Marshall Breines, Affirmative Hillspoint, LLC. president and developer of the property, said the proposed lines of the Crystal Spring site will be tweaked to keep the stormwater work within the development site and away from the 75 acres that will eventually be placed under a conservation easement.
The originally proposed 111-acre boundary will likely get smaller, he said.
“It is more complicated than it deserves to be,” Breines said. “It is not going to look crazy different, but it will look different.”
What the Crystal Spring’s developers have done is amend the Forest Stand Delineation Report, which tracks and inventories the natural resources on a plot of land, such as forests.
Initially, this was done for the 111 acres that was proposed as the Crystal Spring site, approved by the city in 2013. But the entire Crystal Spring project hasn’t gotten any traction as Mayor Mike Pantelides’ administration has rejected the previous two forest conservation plans, which typically follow an FSD.
Forest Conservation Plans are an important initial step in the development process, as they lay out how the development impacts the natural resources that have been listed in the FSD.
The modified report now includes the Crystal Spring site and what has been known as the Mas-Que Farm portion through the developers’ proposals. This is roughly 187 acres of inventoried natural resources, up from the 111 in the 2013 FSD. Since the property hasn’t been officially subdivided, the developers attest that the entire area is technically Mas-Que Farm, until Crystal Spring is approved.
Maria Broadbent, director of neighborhood and environmental programs, echoed a similar sentiment, saying the report doesn’t change anything because nothing has been finalized.
As the developers have been crafting their Forest Conservation Plan, the city has pushed them to include detailed stormwater management analysis.
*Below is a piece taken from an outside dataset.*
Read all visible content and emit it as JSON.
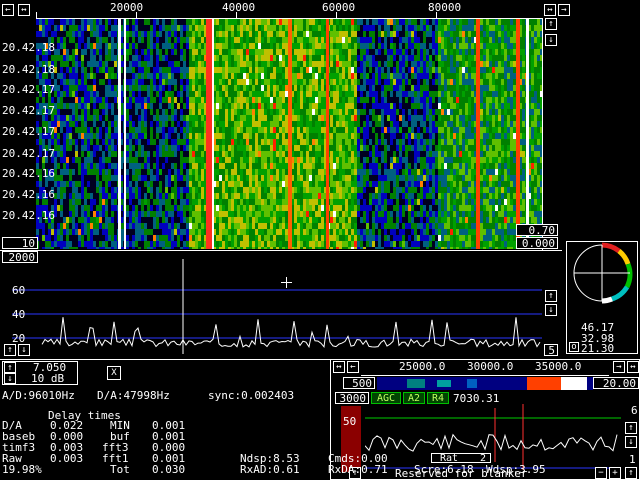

Because of this, the developers realized they may disturb different sections of the land, so the amended delineation report keeps track of what could be impacted, she said.
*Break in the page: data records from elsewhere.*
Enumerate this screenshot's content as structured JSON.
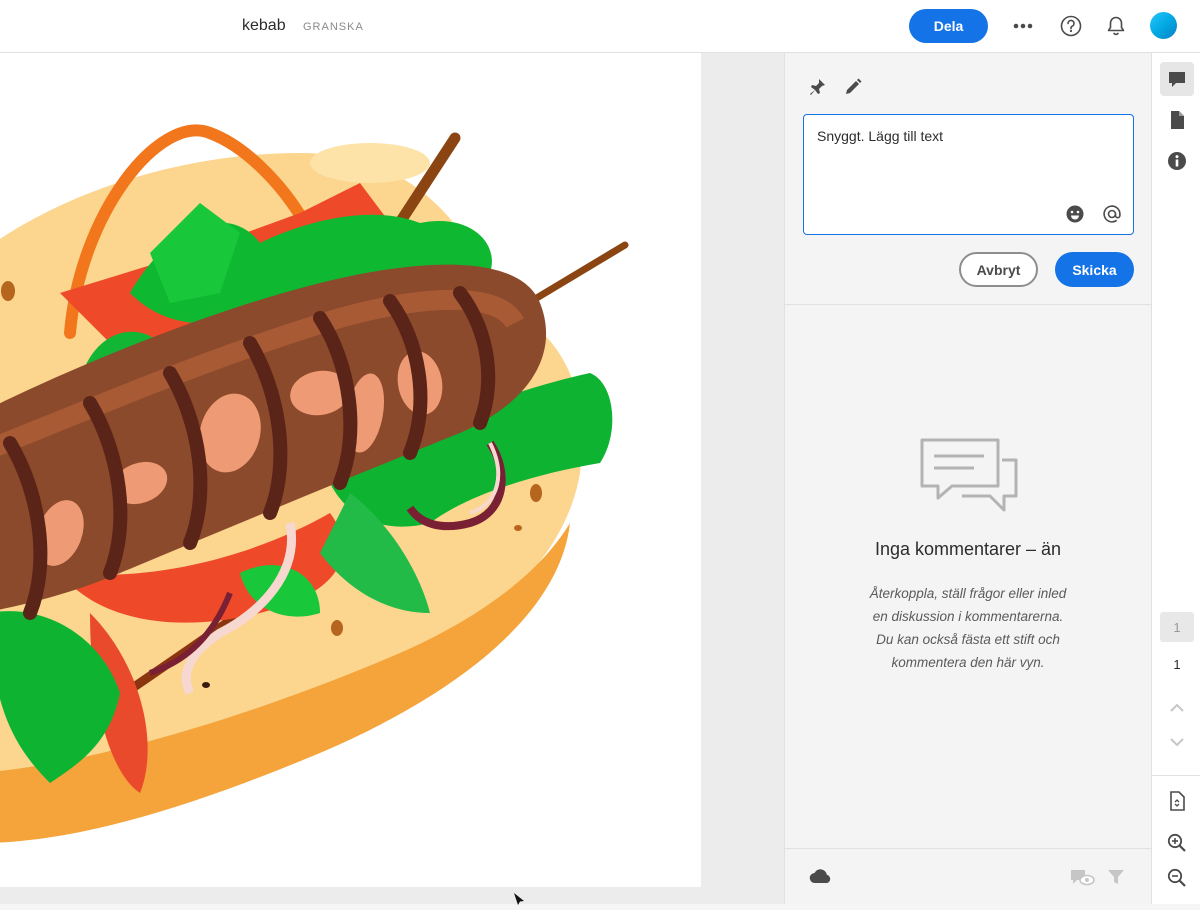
{
  "header": {
    "doc_title": "kebab",
    "mode_label": "GRANSKA",
    "share_label": "Dela",
    "icons": [
      "more-icon",
      "help-icon",
      "bell-icon"
    ],
    "accent": "#1473e6"
  },
  "canvas": {
    "artwork": "kebab illustration"
  },
  "comment_panel": {
    "tools": [
      "pin-icon",
      "pencil-icon"
    ],
    "input_value": "Snyggt. Lägg till text",
    "cancel_label": "Avbryt",
    "send_label": "Skicka",
    "empty_title": "Inga kommentarer – än",
    "empty_description": "Återkoppla, ställ frågor eller inled en diskussion i kommentarerna. Du kan också fästa ett stift och kommentera den här vyn."
  },
  "right_rail": {
    "current_page": "1",
    "total_pages": "1",
    "icons": [
      "comment-icon",
      "document-icon",
      "info-icon",
      "chevron-up-icon",
      "chevron-down-icon",
      "fit-page-icon",
      "zoom-in-icon",
      "zoom-out-icon"
    ]
  }
}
Broadbent’s department hasn’t finished its review of the amended report.
“This gives us the best information that we can have about the entire piece of the property,” Broadbent said.
But environmentalists have raised concerns about including the rest of Mas-Que farm in the report. By doing so, it makes it seem like the developers want to develop on that land, said Gerald Winegrad, former state senator and an environmentalist.
The farm must be protected and there is no reason to include it in the Forest Stand Delineation report if they don’t plan to develop on it, he said.
“Let’s get that (conservation) easement signed before anything is approved,” Winegrad said.
Pantelides admitted that the new FSD could create some confusion, as the proposed property lines haven’t changed in the last two iterations of the plans submitted to the city. Pantelides has pushed back against the Crystal Spring developers, saying they need to scale back the property.
Throughout the process, nobody really talked about it as one property, he said. It was Crystal Spring, he said, and then Mas-Que Farm.
“I was kind of surprised and taken aback by it,” he said. “Moving the line is going to cause some confusion with the public and the (city) council.”
What is known is that the Crystal Spring developers want to make modifications to their proposed lines for the development, and for Mas-Que Farm to be conserved. What isn’t known yet is what those lines will look like.
Breines said that things are still being tweaked as they go through stormwater management engineering. Those lines will be part of the Forest Conservation Plan, which is anticipated to be submitted this month, although it has been delayed a few months already. It would be the third plan submitted to the city under the Pantelides administration.
Diane Butler, a member of the Annapolis Environmental Commission, said the developers need to make sure they live up to the annexation agreement and conserve 75 acres of property.
“I have no doubt the city would enforce stormwater compliance on-site and not offload it onto Mas-Que Farm,” Butler said.